Like many businesses, my law firm’s offices have been operating on a restricted schedule for the past several months, and even though we’re in the process of transitioning to a full reopening, I suspect that many of our lawyers will continue to spend a lot of time working from home. My guess is that many other companies will have similar experiences. This Deloitte memo on the CLO’s role in reopenings highlights some of the cybersecurity challenges facing companies that will continue to have a large remote workforce. These include:
– Increases in socially engineered cyberattacks targeting financial and personally identifiable information (PII) data
– Cyber risk levels are elevated due to an increase in phishing and malware attacks.
– Some communication and collaboration tools may not be secure, even where these platforms have their own built-in controls.
– Client and customer data may be more vulnerable when employees work from home if employees are transmitting data on unsecure networks and/or saving or printing on home devices.
– Employees who previously did not work at home may not be familiar with cybersecurity and data protection leading practices.
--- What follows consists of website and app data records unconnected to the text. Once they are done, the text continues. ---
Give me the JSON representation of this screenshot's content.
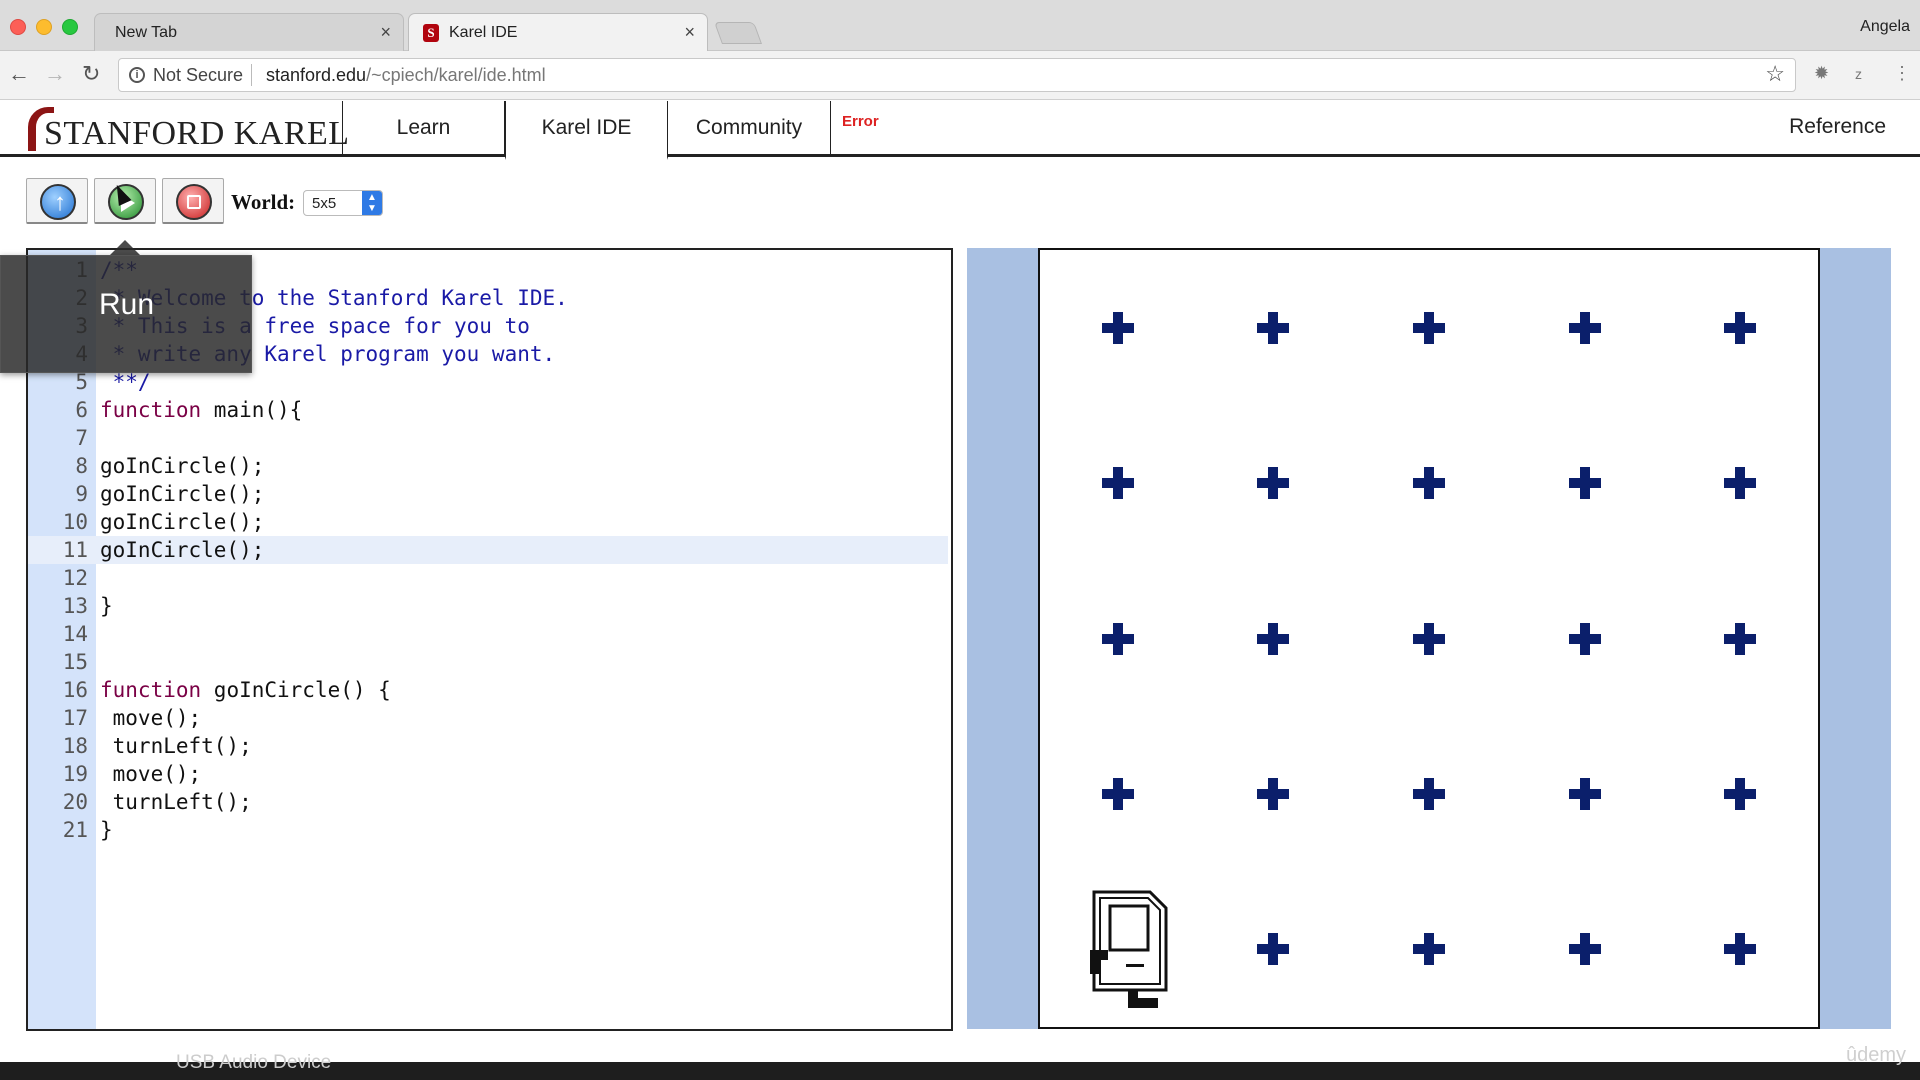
{
  "browser": {
    "tabs": [
      {
        "label": "New Tab",
        "close": "×"
      },
      {
        "label": "Karel IDE",
        "close": "×"
      }
    ],
    "profile": "Angela",
    "security": "Not Secure",
    "url_host": "stanford.edu",
    "url_path": "/~cpiech/karel/ide.html",
    "icons": [
      "back-arrow-icon",
      "forward-arrow-icon",
      "reload-icon",
      "info-icon",
      "star-icon"
    ]
  },
  "site": {
    "logo": "STANFORD KAREL",
    "nav": {
      "learn": "Learn",
      "ide": "Karel IDE",
      "community": "Community",
      "reference": "Reference"
    },
    "error": "Error"
  },
  "controls": {
    "world_label": "World:",
    "world_value": "5x5",
    "tooltip": "Run"
  },
  "editor": {
    "active_line": 11,
    "lines": [
      {
        "n": "1",
        "text": "/**",
        "type": "comment"
      },
      {
        "n": "2",
        "text": " * Welcome to the Stanford Karel IDE.",
        "type": "comment"
      },
      {
        "n": "3",
        "text": " * This is a free space for you to",
        "type": "comment"
      },
      {
        "n": "4",
        "text": " * write any Karel program you want.",
        "type": "comment"
      },
      {
        "n": "5",
        "text": " **/",
        "type": "comment"
      },
      {
        "n": "6",
        "text": "function main(){",
        "type": "code"
      },
      {
        "n": "7",
        "text": "",
        "type": "code"
      },
      {
        "n": "8",
        "text": "goInCircle();",
        "type": "code"
      },
      {
        "n": "9",
        "text": "goInCircle();",
        "type": "code"
      },
      {
        "n": "10",
        "text": "goInCircle();",
        "type": "code"
      },
      {
        "n": "11",
        "text": "goInCircle();",
        "type": "code"
      },
      {
        "n": "12",
        "text": "",
        "type": "code"
      },
      {
        "n": "13",
        "text": "}",
        "type": "code"
      },
      {
        "n": "14",
        "text": "",
        "type": "code"
      },
      {
        "n": "15",
        "text": "",
        "type": "code"
      },
      {
        "n": "16",
        "text": "function goInCircle() {",
        "type": "code"
      },
      {
        "n": "17",
        "text": " move();",
        "type": "code"
      },
      {
        "n": "18",
        "text": " turnLeft();",
        "type": "code"
      },
      {
        "n": "19",
        "text": " move();",
        "type": "code"
      },
      {
        "n": "20",
        "text": " turnLeft();",
        "type": "code"
      },
      {
        "n": "21",
        "text": "}",
        "type": "code"
      }
    ]
  },
  "world": {
    "size": "5x5",
    "karel_position": {
      "column": 1,
      "row": 1
    },
    "beeper_color": "#0b1f6b",
    "background_color": "#a9c0e2"
  },
  "footer": {
    "audio_device": "USB Audio Device",
    "watermark": "ûdemy"
  }
}
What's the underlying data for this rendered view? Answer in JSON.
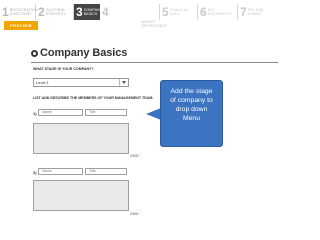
{
  "steps": [
    {
      "num": "1",
      "line1": "Registration",
      "line2": "& Account"
    },
    {
      "num": "2",
      "line1": "Cultural",
      "line2": "Strategy"
    },
    {
      "num": "3",
      "line1": "Company",
      "line2": "Basics"
    },
    {
      "num": "4",
      "line1": "",
      "line2": ""
    },
    {
      "num": "5",
      "line1": "Financial",
      "line2": "Data"
    },
    {
      "num": "6",
      "line1": "Key",
      "line2": "Documents"
    },
    {
      "num": "7",
      "line1": "Pay and",
      "line2": "Submit"
    }
  ],
  "step4_sub": {
    "line1": "Market",
    "line2": "Opportunity"
  },
  "preview_label": "PREVIEW",
  "page_title": "Company Basics",
  "stage_question": "WHAT STAGE IS YOUR COMPANY?",
  "stage_select": {
    "value": "Level 1"
  },
  "team_question": "LIST AND DESCRIBE THE MEMBERS OF YOUR MANAGEMENT TEAM:",
  "members": [
    {
      "num": "1)",
      "name_placeholder": "Name",
      "title_placeholder": "Title",
      "counter": "0/500"
    },
    {
      "num": "2)",
      "name_placeholder": "Name",
      "title_placeholder": "Title",
      "counter": "0/500"
    }
  ],
  "callout": {
    "line1": "Add the stage",
    "line2": "of company to",
    "line3": "drop down",
    "line4": "Menu"
  },
  "colors": {
    "active_step": "#444444",
    "preview": "#f0a500",
    "callout": "#3d74c1",
    "textarea": "#e9e9e9"
  }
}
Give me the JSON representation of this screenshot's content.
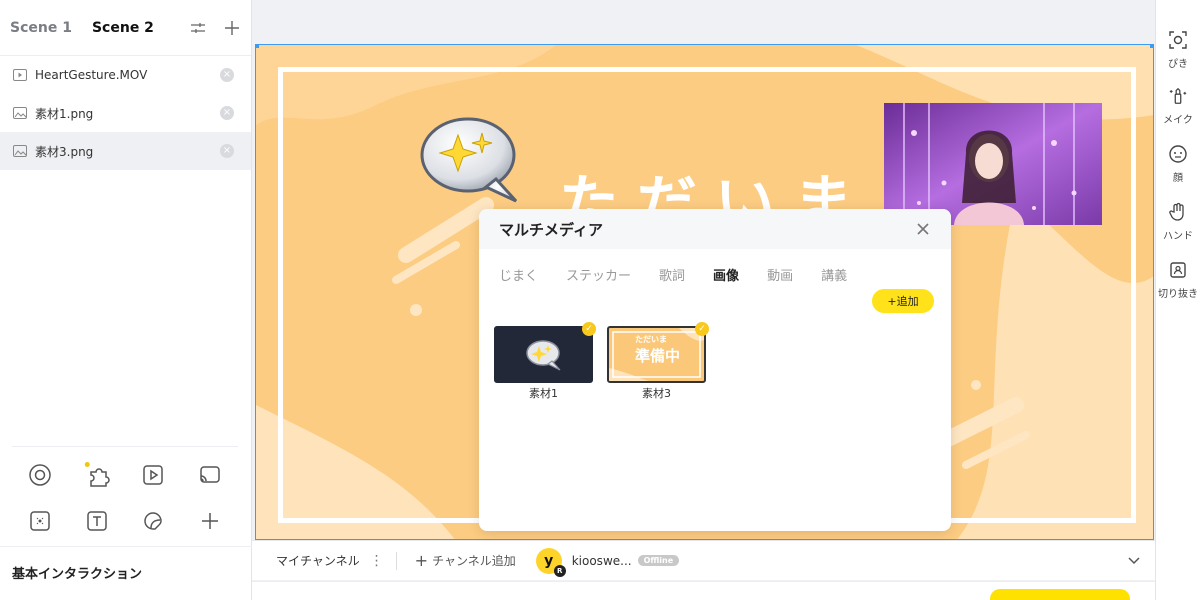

Most are likely to benefit from regular reminders related to cybersecurity leading practices.
– Potential threats to attorney-client privilege may arise where there are risks to cybersecurity or where attorney-client conversations may be overheard (by family members, for example).
In addition to reviewing cybersecurity insurance policies for potential coverage gaps associated with remote work, the memo recommends additional cybersecurity training to employees, communicating new and emerging threats as they arise, providing remote workers with the tools and instructions necessary to protect data and maintain data privacy protocols.
The memo also recommends that companies prioritize the preservation of the attorney-client privilege by taking actions such as reminding employees not to forward documents to personal email accounts or use other unsecure methods to transfer files or communicate with clients.
Covid-19: Changes to Internal Audit
Over on “Radical Compliance,” Matt Kelly blogged about the results of a recent survey conducted by the Institute of Internal Auditors that suggests that the Covid-19 crisis has resulted in some significant changes to the internal audit function. In addition to the inevitable budget-cutting, the survey suggests that risk assessments & updates to audit plans are likely to increase:
Survey respondents also said they will both conduct risk assessments and update their audit plans more often. This should surprise nobody, given how Covid-19 has put standard risk scenarios through the blender. Fraud risk, cybersecurity risk, user access controls, management review and sign-off of reconciliations or controls; they’ve all gone haywire.
A majority of respondents expect to increase their risk assessments to at least some degree, and 11% expect to increase the frequency significantly. Meanwhile, 68% of respondents say they’ll at least increase the frequency of updates to the audit plan.
That’s a lot of change and improvisation for the audit function. It implies an embrace of “agile auditing” — a concept the IIA and many others in the audit profession heartily support. It’s the idea that an audit function will run light on staff, heavy on technology, and stand ready to jump on emerging or fast-changing risks by working with other parts of the enterprise.
Covid-19 poses new risks across the enterprise, and since audit teams don’t have the time or personnel to engage in “ponderous” risk assessment & remediation planning efforts, the blog says that they will need to embrace a more swift, data-driven approach to assessment, testing, and remediation.
B Corps: DGCL Amendments Ease Transition Process
This Freshfields blog highlights how the 2020 amendments to the DGCL make it simpler for corporations to transition from soulless entities devoted to maximizing stockholder value to virtuous “public benefit corporations” devoted to uplifting humanity. This excerpt addresses elimination of supermajority approval requirement & appraisal rights risks that previously applied to transitioning entities:
Prior to these amendments, the approval of two thirds of a company’s outstanding stock entitled to vote was required to amend its charter to become a PBC. And, in the case of private companies, the decision to convert to a PBC triggered an opportunity for dissenting holders to exercise appraisal rights and thereby monetize their unlisted shares at the expense of the issuer.
Both of these requirements were procedurally onerous and a deterrent to conversion. The amendments will remove both the supermajority requirement and the right to appraisal. Companies may now convert to PBCs through a simple majority vote of their stockholders (plus whatever additional approvals are required under their organizational documents).
The amendments also make clear that a director’s ownership of stock in the PBC does not disqualify the director from being “disinterested” so that the director can benefit from the protection of the business judgment rule and the broad PBC exculpatory provisions when balancing the interests of various constituencies.
– John Jenkins